[Given data]:

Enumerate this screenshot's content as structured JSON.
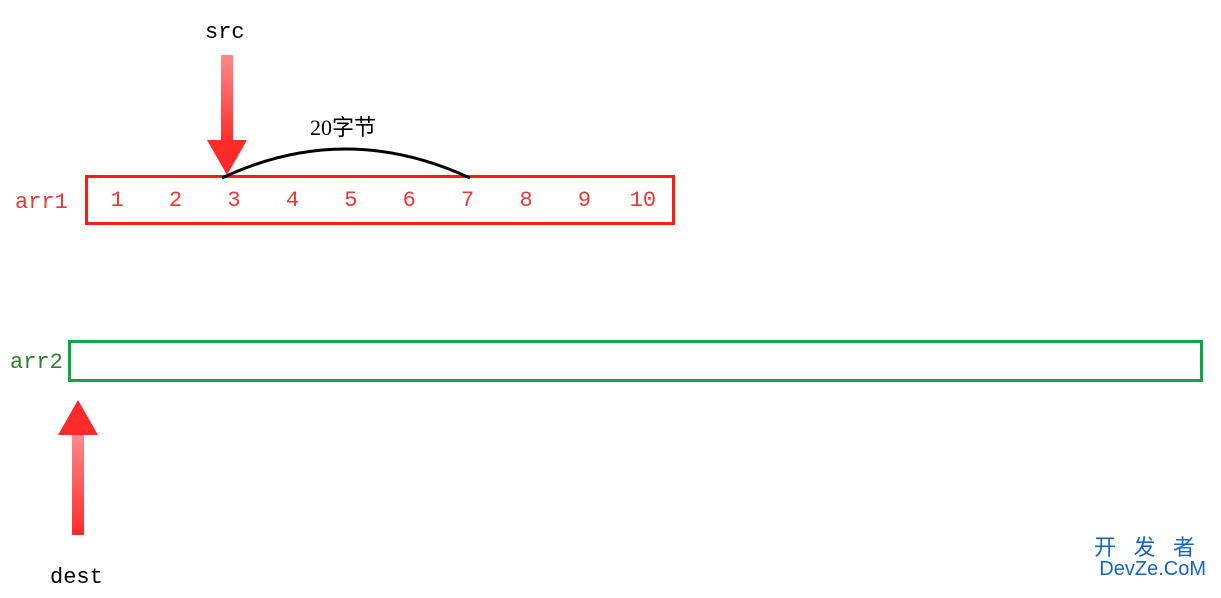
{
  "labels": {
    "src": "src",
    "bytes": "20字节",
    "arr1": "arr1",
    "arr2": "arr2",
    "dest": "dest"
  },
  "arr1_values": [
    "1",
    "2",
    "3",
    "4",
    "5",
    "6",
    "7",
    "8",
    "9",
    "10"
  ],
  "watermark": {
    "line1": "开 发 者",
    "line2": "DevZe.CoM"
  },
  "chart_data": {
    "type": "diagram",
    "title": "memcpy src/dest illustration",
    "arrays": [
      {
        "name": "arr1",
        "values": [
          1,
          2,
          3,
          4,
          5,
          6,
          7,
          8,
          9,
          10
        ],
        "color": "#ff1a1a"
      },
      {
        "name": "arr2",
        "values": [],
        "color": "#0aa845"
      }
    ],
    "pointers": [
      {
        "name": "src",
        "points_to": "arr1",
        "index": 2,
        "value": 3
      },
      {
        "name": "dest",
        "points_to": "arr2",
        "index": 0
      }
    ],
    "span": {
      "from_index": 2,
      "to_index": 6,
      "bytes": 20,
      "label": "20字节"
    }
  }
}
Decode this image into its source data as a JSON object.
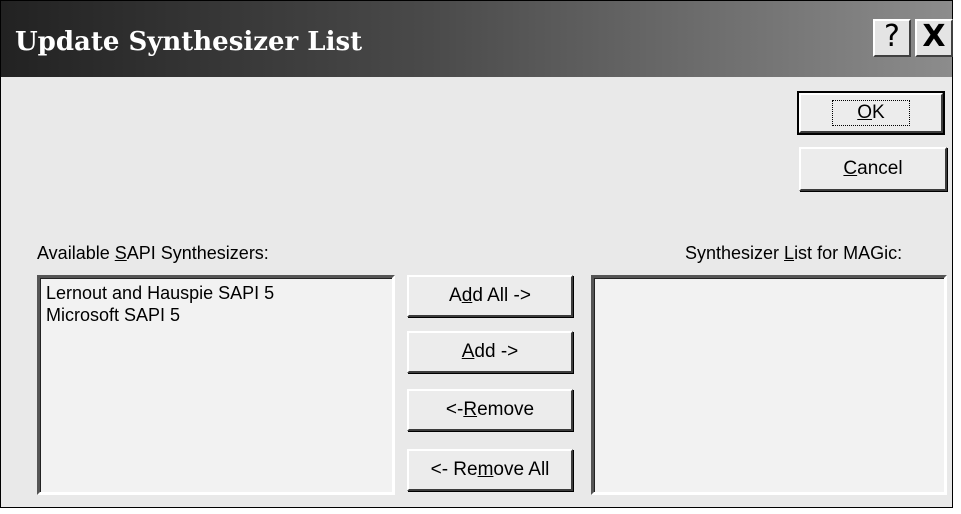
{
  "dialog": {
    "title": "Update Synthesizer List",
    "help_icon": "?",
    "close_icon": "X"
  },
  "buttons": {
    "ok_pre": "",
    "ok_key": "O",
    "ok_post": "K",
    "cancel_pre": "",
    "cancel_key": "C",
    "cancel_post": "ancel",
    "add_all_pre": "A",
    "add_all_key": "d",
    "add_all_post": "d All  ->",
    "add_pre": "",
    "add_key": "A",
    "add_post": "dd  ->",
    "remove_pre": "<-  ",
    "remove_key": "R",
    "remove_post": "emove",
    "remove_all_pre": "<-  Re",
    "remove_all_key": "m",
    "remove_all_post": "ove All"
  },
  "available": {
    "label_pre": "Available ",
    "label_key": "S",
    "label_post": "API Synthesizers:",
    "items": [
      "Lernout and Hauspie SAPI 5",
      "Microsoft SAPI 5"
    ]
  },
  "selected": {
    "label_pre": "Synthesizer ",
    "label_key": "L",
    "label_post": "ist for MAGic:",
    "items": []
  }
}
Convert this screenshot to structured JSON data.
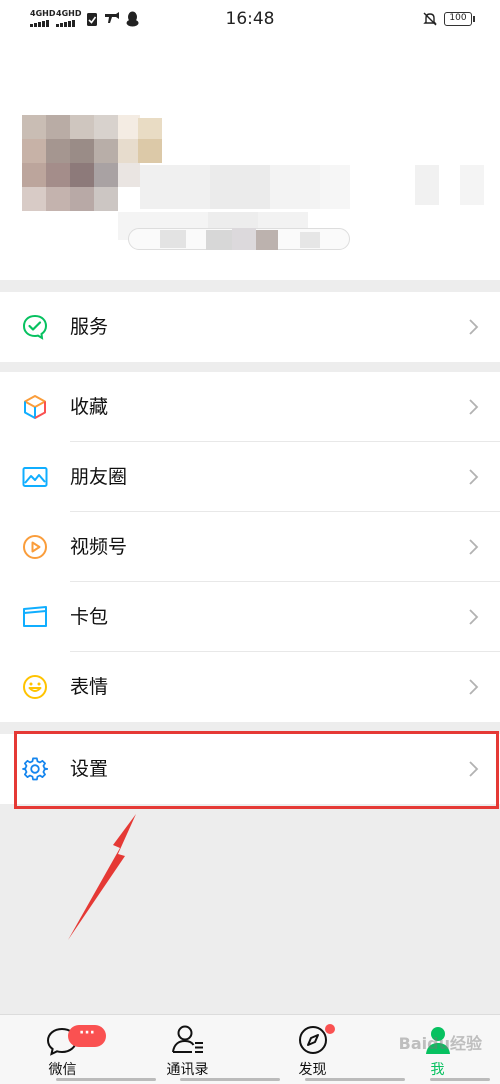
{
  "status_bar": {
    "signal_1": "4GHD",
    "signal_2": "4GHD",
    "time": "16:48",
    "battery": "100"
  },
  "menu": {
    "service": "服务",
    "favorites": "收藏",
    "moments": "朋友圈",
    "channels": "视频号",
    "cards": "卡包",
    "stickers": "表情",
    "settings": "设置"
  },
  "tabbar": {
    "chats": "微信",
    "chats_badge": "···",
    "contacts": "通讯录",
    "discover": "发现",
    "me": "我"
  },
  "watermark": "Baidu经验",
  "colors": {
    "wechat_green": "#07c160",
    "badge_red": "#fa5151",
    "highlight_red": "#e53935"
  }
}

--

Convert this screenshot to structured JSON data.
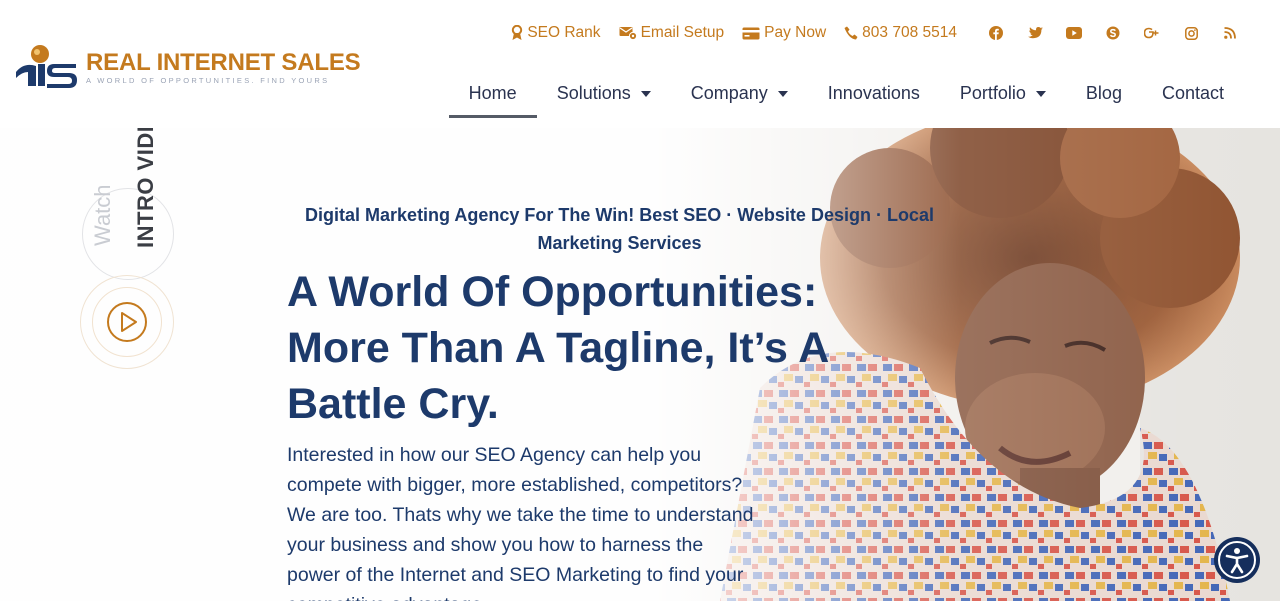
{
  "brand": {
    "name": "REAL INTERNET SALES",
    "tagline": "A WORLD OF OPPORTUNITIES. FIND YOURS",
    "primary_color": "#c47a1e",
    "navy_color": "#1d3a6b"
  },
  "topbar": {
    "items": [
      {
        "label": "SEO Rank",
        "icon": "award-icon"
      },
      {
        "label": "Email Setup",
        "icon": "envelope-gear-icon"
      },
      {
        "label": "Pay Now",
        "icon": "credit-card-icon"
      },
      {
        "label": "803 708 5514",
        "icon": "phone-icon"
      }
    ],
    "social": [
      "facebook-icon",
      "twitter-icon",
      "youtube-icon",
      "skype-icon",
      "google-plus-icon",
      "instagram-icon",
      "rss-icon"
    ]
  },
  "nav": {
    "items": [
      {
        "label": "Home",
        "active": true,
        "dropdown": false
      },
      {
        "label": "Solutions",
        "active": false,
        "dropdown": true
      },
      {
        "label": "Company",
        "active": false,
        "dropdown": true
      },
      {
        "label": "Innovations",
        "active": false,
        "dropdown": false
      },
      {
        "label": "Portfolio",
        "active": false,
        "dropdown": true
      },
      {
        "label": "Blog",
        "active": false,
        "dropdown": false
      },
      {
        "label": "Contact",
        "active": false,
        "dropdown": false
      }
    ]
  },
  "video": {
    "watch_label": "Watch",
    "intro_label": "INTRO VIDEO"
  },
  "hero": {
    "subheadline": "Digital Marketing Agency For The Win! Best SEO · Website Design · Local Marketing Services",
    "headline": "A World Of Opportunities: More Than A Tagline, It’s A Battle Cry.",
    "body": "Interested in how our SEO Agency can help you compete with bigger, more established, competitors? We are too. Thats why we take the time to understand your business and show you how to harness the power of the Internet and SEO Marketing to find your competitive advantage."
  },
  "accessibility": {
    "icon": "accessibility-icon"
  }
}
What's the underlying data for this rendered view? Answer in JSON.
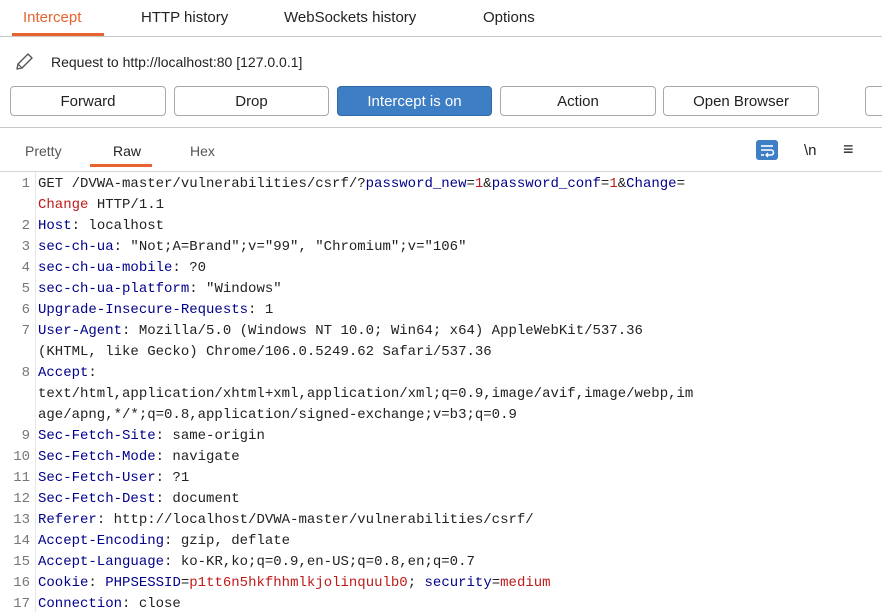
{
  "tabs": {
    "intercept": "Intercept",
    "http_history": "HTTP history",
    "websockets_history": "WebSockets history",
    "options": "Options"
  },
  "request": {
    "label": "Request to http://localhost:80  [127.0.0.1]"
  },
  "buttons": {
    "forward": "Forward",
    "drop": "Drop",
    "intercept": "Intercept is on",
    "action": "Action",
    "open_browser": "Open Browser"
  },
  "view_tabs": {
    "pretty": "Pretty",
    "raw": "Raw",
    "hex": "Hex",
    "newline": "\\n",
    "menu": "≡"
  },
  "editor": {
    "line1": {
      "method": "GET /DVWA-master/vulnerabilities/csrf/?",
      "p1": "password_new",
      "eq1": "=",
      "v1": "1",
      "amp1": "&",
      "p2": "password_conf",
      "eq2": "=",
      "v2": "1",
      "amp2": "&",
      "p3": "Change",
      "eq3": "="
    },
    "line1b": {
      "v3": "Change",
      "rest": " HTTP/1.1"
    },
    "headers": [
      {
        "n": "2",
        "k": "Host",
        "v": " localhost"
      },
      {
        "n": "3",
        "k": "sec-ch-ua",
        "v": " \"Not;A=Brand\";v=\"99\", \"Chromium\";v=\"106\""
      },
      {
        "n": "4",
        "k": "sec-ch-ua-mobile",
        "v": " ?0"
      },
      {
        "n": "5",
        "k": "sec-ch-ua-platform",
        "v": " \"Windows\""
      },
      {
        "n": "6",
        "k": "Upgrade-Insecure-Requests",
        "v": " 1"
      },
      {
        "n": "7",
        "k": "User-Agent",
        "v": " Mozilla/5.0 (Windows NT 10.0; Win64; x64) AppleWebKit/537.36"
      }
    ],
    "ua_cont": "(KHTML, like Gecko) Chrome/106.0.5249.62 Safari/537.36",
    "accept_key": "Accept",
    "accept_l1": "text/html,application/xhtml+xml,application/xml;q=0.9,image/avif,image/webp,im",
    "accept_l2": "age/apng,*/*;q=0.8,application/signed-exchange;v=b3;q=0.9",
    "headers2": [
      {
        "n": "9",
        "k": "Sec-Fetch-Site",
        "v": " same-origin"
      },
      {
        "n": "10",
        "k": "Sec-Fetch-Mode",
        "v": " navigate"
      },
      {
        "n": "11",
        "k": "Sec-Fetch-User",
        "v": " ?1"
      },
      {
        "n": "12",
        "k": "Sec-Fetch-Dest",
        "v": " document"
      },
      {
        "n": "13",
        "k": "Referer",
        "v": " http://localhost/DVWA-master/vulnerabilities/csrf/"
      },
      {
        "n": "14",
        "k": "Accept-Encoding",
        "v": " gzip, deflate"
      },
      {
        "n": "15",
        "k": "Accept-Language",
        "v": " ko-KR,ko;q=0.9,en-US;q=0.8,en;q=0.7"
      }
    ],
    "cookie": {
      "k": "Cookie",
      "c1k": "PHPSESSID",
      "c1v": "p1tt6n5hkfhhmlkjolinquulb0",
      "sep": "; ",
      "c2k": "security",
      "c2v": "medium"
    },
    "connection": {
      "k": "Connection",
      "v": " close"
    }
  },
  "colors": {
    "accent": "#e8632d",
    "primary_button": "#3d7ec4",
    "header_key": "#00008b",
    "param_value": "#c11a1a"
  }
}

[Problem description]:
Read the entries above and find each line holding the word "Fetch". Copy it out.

[Problem solution]:
        "k": "Sec-Fetch-Site",
        "k": "Sec-Fetch-Mode",
        "k": "Sec-Fetch-User",
        "k": "Sec-Fetch-Dest",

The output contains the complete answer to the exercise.